Last April, 2016, I competed in a Grade 4 Adult (EUSPBA) event at the highland games in Dunedin, Florida, a true hotbed of piping in the Southeast United States. It had been raining heavily all morning, and I was due up in a large group for the 2/4 march competition, with Rab Mathieson as the judge.
The rain had just stopped, but I still had on my raincape, just in case. Then I remembered that Alan Bevan (Pipe Major of the six-time World Champion Simon Fraser Pipe Band) had told me once that if possible, play without a raincape because it can distort some of the bottom hand notes, particularly Low G. So, I took off the cape, despite the light drizzle.
My march was rather new to me, "Allan Dodd’s Farewell to Scotland," but I had been playing it for a few months. This tune has an incredibly beautiful melody, which for me, at least, makes a tune a lot easier to memorize than one without a “catchy” melody. During my practice sessions at home, I always use a metronome, even when on the pipes, and I march. I hook my headphones into a metronome, so that I can clearly hear the clicks while I march. At first, of course, I use the metronome in double time to assure that the beats and offbeats are played as accurately as possible, but then I switch to single time, slowly building up the tempo. My goal is to play a 2/4 march around 54 to 56 beats per minute in my grade. I've learned, here at Dojo University, that if a judge’s only negative comment is “tempo too slow,” and everything else is good, then it’s a success. I know from experience that if I start a tune too fast at the beginning, it’s all downhill from there, so I have really been working on achieving a nice, controlled tempo.
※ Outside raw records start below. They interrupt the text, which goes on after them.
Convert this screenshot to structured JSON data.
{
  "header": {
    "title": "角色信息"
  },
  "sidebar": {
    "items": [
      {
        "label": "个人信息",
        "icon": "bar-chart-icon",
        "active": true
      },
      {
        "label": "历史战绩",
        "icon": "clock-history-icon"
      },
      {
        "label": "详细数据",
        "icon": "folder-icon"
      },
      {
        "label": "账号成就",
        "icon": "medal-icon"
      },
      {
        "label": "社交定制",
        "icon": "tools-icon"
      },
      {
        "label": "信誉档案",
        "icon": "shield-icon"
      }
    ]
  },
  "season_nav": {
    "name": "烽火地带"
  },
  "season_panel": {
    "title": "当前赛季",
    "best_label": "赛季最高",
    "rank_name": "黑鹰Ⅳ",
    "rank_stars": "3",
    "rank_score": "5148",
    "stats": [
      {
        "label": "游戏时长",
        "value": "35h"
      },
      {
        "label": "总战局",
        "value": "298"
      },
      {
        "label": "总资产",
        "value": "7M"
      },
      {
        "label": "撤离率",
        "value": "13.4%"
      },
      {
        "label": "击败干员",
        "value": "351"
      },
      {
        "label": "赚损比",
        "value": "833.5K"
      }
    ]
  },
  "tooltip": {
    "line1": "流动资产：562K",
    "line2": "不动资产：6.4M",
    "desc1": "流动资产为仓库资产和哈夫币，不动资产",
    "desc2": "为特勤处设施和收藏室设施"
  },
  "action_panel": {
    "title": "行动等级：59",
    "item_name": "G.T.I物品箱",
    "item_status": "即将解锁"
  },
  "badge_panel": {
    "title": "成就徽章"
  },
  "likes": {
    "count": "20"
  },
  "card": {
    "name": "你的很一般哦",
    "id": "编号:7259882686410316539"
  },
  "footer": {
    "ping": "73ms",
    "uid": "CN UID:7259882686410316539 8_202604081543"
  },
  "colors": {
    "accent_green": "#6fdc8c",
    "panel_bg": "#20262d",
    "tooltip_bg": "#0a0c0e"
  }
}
I took my time in front of the judge. I was more excited than terrified, which is now more typical than in the old days. I was “OK” with the tuning of the drones and chanter, but knew that the moisture in the air was going to play a bit of havoc that day. I started the march at a controlled and comfortable pace, trying to focus on good finger technique and rhythmic accuracy. I felt that things had gone well, until the second ending of the fourth part. Then it happened. I totally got off the tune and played the first ending again. Darn darn darn—but those aren’t the real words I told myself.
Imagine my surprise when I learned that I had placed third, out of 17 in my group, despite my mistakes, especially that fourth part! Rab Mathieson’s comments included the following:
"Tempo on the slow side."
"Good melodic phrasing."
"You need to drive the melody more."
"Starting to round off in 3rd part."
"Last part drifted off the melody and metric pulse."
"Good understanding of the 2/4 idiom."
In addition, Rab noted that my drones had drifted, and that my D, High G, and High A were a bit sharp.
I look at competing, especially as an adult learner, as an opportunity to get comments from a judge who is a far better than I ever hope to be. When I saw the comment,“tempo on the slow side,” I smiled, knowing that I had accomplished what I intended. I can always gradually increase the tempo. But the best part of the comments was the last one: "Good understanding of the 2/4 idiom." I didn’t just smile, I had the biggest grin on my face, seeing that comment from Rab Mathieson! In spite of the mistake of missing the second ending in the last part, the good parts of my performance overshadowed that one misstep. Of course, I appreciate all the other comments as areas for improvement and more focus, but on that rainy, cloudy day in Dunedin, the sun seemed to shine.
For more information on solo competition, visit these classes at Dojo University: